=== YOUR OBJECTIVE ===
Nothing but the lines from the one containing "Transcribe this image's" through the last line of the data below should be returned, each copied exactly.

[Web page and app entries]
------------------------------------------------------------------------

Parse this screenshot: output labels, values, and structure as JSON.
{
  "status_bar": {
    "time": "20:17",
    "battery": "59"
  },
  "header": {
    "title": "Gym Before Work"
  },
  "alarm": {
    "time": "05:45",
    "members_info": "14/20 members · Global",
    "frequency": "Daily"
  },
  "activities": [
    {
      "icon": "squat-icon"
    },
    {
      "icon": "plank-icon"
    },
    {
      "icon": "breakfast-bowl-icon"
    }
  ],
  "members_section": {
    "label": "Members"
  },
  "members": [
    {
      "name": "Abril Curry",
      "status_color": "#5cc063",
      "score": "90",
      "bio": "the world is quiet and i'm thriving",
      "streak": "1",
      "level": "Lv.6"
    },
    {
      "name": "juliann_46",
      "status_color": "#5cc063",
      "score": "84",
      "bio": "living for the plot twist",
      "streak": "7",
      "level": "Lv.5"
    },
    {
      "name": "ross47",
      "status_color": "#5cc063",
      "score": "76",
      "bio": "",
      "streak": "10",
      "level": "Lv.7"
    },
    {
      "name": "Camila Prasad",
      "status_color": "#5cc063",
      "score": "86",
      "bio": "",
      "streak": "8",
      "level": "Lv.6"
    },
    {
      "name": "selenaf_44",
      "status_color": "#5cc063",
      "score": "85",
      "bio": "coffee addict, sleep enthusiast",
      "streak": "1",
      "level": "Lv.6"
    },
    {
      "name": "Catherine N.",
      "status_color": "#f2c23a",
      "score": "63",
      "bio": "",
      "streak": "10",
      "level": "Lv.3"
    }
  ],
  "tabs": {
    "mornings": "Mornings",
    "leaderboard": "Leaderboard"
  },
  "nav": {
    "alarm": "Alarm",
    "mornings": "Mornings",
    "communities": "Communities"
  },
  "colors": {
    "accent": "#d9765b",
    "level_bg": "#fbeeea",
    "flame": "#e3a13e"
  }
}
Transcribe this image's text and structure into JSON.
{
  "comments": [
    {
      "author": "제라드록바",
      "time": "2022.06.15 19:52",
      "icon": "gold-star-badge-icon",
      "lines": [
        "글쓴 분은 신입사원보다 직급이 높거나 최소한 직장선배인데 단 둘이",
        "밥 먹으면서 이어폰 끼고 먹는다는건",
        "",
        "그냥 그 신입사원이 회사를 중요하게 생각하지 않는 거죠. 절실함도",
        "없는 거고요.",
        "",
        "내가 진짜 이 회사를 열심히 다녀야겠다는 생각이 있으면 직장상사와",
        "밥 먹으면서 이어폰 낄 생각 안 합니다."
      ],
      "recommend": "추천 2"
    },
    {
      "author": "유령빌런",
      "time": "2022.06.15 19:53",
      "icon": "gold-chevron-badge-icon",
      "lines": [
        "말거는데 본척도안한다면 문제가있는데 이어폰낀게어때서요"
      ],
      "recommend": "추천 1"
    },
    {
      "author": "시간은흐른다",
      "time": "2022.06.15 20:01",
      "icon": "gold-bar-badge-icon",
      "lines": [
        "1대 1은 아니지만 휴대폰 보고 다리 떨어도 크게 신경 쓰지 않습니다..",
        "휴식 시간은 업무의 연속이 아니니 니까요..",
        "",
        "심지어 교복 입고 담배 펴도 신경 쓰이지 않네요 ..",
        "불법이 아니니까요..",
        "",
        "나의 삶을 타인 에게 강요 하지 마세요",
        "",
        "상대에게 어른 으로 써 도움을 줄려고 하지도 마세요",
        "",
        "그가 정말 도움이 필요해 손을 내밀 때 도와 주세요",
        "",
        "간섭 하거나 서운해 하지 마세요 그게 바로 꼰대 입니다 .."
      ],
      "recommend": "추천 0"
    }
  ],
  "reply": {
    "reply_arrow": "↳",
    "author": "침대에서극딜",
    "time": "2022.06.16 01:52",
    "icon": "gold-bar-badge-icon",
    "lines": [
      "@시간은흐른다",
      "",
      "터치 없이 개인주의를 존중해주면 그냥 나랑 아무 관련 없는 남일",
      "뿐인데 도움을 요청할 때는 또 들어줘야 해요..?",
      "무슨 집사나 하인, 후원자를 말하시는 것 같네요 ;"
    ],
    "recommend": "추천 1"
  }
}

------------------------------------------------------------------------

=== EXERCISE RESULT ===
Transcribe this image's text and structure into JSON.
{
  "comments": [
    {
      "author": "제라드록바",
      "time": "2022.06.15 19:52",
      "icon": "gold-star-badge-icon",
      "lines": [
        "글쓴 분은 신입사원보다 직급이 높거나 최소한 직장선배인데 단 둘이",
        "밥 먹으면서 이어폰 끼고 먹는다는건",
        "",
        "그냥 그 신입사원이 회사를 중요하게 생각하지 않는 거죠. 절실함도",
        "없는 거고요.",
        "",
        "내가 진짜 이 회사를 열심히 다녀야겠다는 생각이 있으면 직장상사와",
        "밥 먹으면서 이어폰 낄 생각 안 합니다."
      ],
      "recommend": "추천 2"
    },
    {
      "author": "유령빌런",
      "time": "2022.06.15 19:53",
      "icon": "gold-chevron-badge-icon",
      "lines": [
        "말거는데 본척도안한다면 문제가있는데 이어폰낀게어때서요"
      ],
      "recommend": "추천 1"
    },
    {
      "author": "시간은흐른다",
      "time": "2022.06.15 20:01",
      "icon": "gold-bar-badge-icon",
      "lines": [
        "1대 1은 아니지만 휴대폰 보고 다리 떨어도 크게 신경 쓰지 않습니다..",
        "휴식 시간은 업무의 연속이 아니니 니까요..",
        "",
        "심지어 교복 입고 담배 펴도 신경 쓰이지 않네요 ..",
        "불법이 아니니까요..",
        "",
        "나의 삶을 타인 에게 강요 하지 마세요",
        "",
        "상대에게 어른 으로 써 도움을 줄려고 하지도 마세요",
        "",
        "그가 정말 도움이 필요해 손을 내밀 때 도와 주세요",
        "",
        "간섭 하거나 서운해 하지 마세요 그게 바로 꼰대 입니다 .."
      ],
      "recommend": "추천 0"
    }
  ],
  "reply": {
    "reply_arrow": "↳",
    "author": "침대에서극딜",
    "time": "2022.06.16 01:52",
    "icon": "gold-bar-badge-icon",
    "lines": [
      "@시간은흐른다",
      "",
      "터치 없이 개인주의를 존중해주면 그냥 나랑 아무 관련 없는 남일",
      "뿐인데 도움을 요청할 때는 또 들어줘야 해요..?",
      "무슨 집사나 하인, 후원자를 말하시는 것 같네요 ;"
    ],
    "recommend": "추천 1"
  }
}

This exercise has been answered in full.